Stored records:
========
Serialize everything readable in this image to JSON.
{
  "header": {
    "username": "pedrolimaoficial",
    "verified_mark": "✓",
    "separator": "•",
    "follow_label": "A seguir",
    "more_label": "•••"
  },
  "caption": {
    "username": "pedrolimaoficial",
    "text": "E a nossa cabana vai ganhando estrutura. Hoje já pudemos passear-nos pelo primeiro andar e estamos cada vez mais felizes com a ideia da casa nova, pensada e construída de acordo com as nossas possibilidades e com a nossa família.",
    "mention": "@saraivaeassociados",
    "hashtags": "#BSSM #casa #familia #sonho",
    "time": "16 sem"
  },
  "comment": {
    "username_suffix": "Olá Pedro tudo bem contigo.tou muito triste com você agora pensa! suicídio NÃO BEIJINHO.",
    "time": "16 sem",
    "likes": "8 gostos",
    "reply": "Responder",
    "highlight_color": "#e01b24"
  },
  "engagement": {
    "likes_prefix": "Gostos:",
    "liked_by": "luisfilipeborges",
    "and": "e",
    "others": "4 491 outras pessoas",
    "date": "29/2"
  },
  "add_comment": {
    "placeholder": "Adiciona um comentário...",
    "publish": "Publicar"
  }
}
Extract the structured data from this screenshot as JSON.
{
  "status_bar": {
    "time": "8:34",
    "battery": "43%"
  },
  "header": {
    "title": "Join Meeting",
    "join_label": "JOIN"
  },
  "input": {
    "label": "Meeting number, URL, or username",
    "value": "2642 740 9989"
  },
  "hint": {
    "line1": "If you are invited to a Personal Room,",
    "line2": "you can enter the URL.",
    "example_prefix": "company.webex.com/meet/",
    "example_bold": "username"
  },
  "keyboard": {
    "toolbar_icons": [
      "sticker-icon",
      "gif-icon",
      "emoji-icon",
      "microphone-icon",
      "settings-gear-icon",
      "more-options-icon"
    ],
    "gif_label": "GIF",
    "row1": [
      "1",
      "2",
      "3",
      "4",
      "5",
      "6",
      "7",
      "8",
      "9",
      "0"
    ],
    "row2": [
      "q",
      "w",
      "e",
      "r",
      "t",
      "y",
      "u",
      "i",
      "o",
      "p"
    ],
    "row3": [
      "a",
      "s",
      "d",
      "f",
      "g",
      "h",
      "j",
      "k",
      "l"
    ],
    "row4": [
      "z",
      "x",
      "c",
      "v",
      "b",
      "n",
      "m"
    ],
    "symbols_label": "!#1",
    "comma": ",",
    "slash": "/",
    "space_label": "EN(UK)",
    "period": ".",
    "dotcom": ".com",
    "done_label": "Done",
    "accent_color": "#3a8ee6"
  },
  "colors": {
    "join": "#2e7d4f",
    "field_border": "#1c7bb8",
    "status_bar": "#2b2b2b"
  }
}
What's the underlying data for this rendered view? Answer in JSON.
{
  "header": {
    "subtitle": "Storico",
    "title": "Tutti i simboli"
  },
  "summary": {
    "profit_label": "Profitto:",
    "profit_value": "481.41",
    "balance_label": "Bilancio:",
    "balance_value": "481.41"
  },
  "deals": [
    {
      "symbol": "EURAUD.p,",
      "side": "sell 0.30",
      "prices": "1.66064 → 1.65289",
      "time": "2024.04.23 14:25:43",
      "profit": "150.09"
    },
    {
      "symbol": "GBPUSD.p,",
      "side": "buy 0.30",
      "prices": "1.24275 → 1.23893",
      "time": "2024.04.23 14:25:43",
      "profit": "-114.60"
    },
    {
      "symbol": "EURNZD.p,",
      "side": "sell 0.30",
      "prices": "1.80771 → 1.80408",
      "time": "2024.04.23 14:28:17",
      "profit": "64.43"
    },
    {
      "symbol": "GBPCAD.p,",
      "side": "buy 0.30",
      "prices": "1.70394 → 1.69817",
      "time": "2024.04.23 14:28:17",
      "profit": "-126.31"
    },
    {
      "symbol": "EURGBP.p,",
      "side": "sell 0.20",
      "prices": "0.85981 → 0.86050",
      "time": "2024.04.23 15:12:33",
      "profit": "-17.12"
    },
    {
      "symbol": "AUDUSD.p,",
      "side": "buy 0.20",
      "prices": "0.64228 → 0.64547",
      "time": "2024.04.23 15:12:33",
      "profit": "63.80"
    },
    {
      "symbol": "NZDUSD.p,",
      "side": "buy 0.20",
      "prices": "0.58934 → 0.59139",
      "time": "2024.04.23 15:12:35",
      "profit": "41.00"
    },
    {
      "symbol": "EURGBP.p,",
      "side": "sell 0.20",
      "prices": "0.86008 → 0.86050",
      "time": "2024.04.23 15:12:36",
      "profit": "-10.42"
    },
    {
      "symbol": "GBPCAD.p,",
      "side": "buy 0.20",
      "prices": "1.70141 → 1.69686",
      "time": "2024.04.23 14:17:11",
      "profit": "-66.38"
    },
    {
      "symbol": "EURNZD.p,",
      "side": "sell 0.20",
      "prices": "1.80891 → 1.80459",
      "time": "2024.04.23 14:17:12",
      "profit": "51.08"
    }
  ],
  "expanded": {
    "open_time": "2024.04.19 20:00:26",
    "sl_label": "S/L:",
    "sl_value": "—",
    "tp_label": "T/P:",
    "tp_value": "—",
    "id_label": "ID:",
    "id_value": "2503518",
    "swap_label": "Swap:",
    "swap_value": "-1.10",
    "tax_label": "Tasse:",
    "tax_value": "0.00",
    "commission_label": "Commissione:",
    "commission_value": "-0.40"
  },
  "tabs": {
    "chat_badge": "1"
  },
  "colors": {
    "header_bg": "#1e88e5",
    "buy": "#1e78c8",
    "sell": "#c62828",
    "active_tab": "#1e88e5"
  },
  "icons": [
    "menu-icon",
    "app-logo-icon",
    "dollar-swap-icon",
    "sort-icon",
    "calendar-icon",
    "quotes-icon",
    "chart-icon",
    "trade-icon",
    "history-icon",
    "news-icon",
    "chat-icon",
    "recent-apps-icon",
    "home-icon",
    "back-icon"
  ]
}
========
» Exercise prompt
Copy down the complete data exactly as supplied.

» Answer below
Serialize everything readable in this image to JSON.
{
  "header": {
    "username": "pedrolimaoficial",
    "verified_mark": "✓",
    "separator": "•",
    "follow_label": "A seguir",
    "more_label": "•••"
  },
  "caption": {
    "username": "pedrolimaoficial",
    "text": "E a nossa cabana vai ganhando estrutura. Hoje já pudemos passear-nos pelo primeiro andar e estamos cada vez mais felizes com a ideia da casa nova, pensada e construída de acordo com as nossas possibilidades e com a nossa família.",
    "mention": "@saraivaeassociados",
    "hashtags": "#BSSM #casa #familia #sonho",
    "time": "16 sem"
  },
  "comment": {
    "username_suffix": "Olá Pedro tudo bem contigo.tou muito triste com você agora pensa! suicídio NÃO BEIJINHO.",
    "time": "16 sem",
    "likes": "8 gostos",
    "reply": "Responder",
    "highlight_color": "#e01b24"
  },
  "engagement": {
    "likes_prefix": "Gostos:",
    "liked_by": "luisfilipeborges",
    "and": "e",
    "others": "4 491 outras pessoas",
    "date": "29/2"
  },
  "add_comment": {
    "placeholder": "Adiciona um comentário...",
    "publish": "Publicar"
  }
}
Extract the structured data from this screenshot as JSON.
{
  "status_bar": {
    "time": "8:34",
    "battery": "43%"
  },
  "header": {
    "title": "Join Meeting",
    "join_label": "JOIN"
  },
  "input": {
    "label": "Meeting number, URL, or username",
    "value": "2642 740 9989"
  },
  "hint": {
    "line1": "If you are invited to a Personal Room,",
    "line2": "you can enter the URL.",
    "example_prefix": "company.webex.com/meet/",
    "example_bold": "username"
  },
  "keyboard": {
    "toolbar_icons": [
      "sticker-icon",
      "gif-icon",
      "emoji-icon",
      "microphone-icon",
      "settings-gear-icon",
      "more-options-icon"
    ],
    "gif_label": "GIF",
    "row1": [
      "1",
      "2",
      "3",
      "4",
      "5",
      "6",
      "7",
      "8",
      "9",
      "0"
    ],
    "row2": [
      "q",
      "w",
      "e",
      "r",
      "t",
      "y",
      "u",
      "i",
      "o",
      "p"
    ],
    "row3": [
      "a",
      "s",
      "d",
      "f",
      "g",
      "h",
      "j",
      "k",
      "l"
    ],
    "row4": [
      "z",
      "x",
      "c",
      "v",
      "b",
      "n",
      "m"
    ],
    "symbols_label": "!#1",
    "comma": ",",
    "slash": "/",
    "space_label": "EN(UK)",
    "period": ".",
    "dotcom": ".com",
    "done_label": "Done",
    "accent_color": "#3a8ee6"
  },
  "colors": {
    "join": "#2e7d4f",
    "field_border": "#1c7bb8",
    "status_bar": "#2b2b2b"
  }
}
What's the underlying data for this rendered view? Answer in JSON.
{
  "header": {
    "subtitle": "Storico",
    "title": "Tutti i simboli"
  },
  "summary": {
    "profit_label": "Profitto:",
    "profit_value": "481.41",
    "balance_label": "Bilancio:",
    "balance_value": "481.41"
  },
  "deals": [
    {
      "symbol": "EURAUD.p,",
      "side": "sell 0.30",
      "prices": "1.66064 → 1.65289",
      "time": "2024.04.23 14:25:43",
      "profit": "150.09"
    },
    {
      "symbol": "GBPUSD.p,",
      "side": "buy 0.30",
      "prices": "1.24275 → 1.23893",
      "time": "2024.04.23 14:25:43",
      "profit": "-114.60"
    },
    {
      "symbol": "EURNZD.p,",
      "side": "sell 0.30",
      "prices": "1.80771 → 1.80408",
      "time": "2024.04.23 14:28:17",
      "profit": "64.43"
    },
    {
      "symbol": "GBPCAD.p,",
      "side": "buy 0.30",
      "prices": "1.70394 → 1.69817",
      "time": "2024.04.23 14:28:17",
      "profit": "-126.31"
    },
    {
      "symbol": "EURGBP.p,",
      "side": "sell 0.20",
      "prices": "0.85981 → 0.86050",
      "time": "2024.04.23 15:12:33",
      "profit": "-17.12"
    },
    {
      "symbol": "AUDUSD.p,",
      "side": "buy 0.20",
      "prices": "0.64228 → 0.64547",
      "time": "2024.04.23 15:12:33",
      "profit": "63.80"
    },
    {
      "symbol": "NZDUSD.p,",
      "side": "buy 0.20",
      "prices": "0.58934 → 0.59139",
      "time": "2024.04.23 15:12:35",
      "profit": "41.00"
    },
    {
      "symbol": "EURGBP.p,",
      "side": "sell 0.20",
      "prices": "0.86008 → 0.86050",
      "time": "2024.04.23 15:12:36",
      "profit": "-10.42"
    },
    {
      "symbol": "GBPCAD.p,",
      "side": "buy 0.20",
      "prices": "1.70141 → 1.69686",
      "time": "2024.04.23 14:17:11",
      "profit": "-66.38"
    },
    {
      "symbol": "EURNZD.p,",
      "side": "sell 0.20",
      "prices": "1.80891 → 1.80459",
      "time": "2024.04.23 14:17:12",
      "profit": "51.08"
    }
  ],
  "expanded": {
    "open_time": "2024.04.19 20:00:26",
    "sl_label": "S/L:",
    "sl_value": "—",
    "tp_label": "T/P:",
    "tp_value": "—",
    "id_label": "ID:",
    "id_value": "2503518",
    "swap_label": "Swap:",
    "swap_value": "-1.10",
    "tax_label": "Tasse:",
    "tax_value": "0.00",
    "commission_label": "Commissione:",
    "commission_value": "-0.40"
  },
  "tabs": {
    "chat_badge": "1"
  },
  "colors": {
    "header_bg": "#1e88e5",
    "buy": "#1e78c8",
    "sell": "#c62828",
    "active_tab": "#1e88e5"
  },
  "icons": [
    "menu-icon",
    "app-logo-icon",
    "dollar-swap-icon",
    "sort-icon",
    "calendar-icon",
    "quotes-icon",
    "chart-icon",
    "trade-icon",
    "history-icon",
    "news-icon",
    "chat-icon",
    "recent-apps-icon",
    "home-icon",
    "back-icon"
  ]
}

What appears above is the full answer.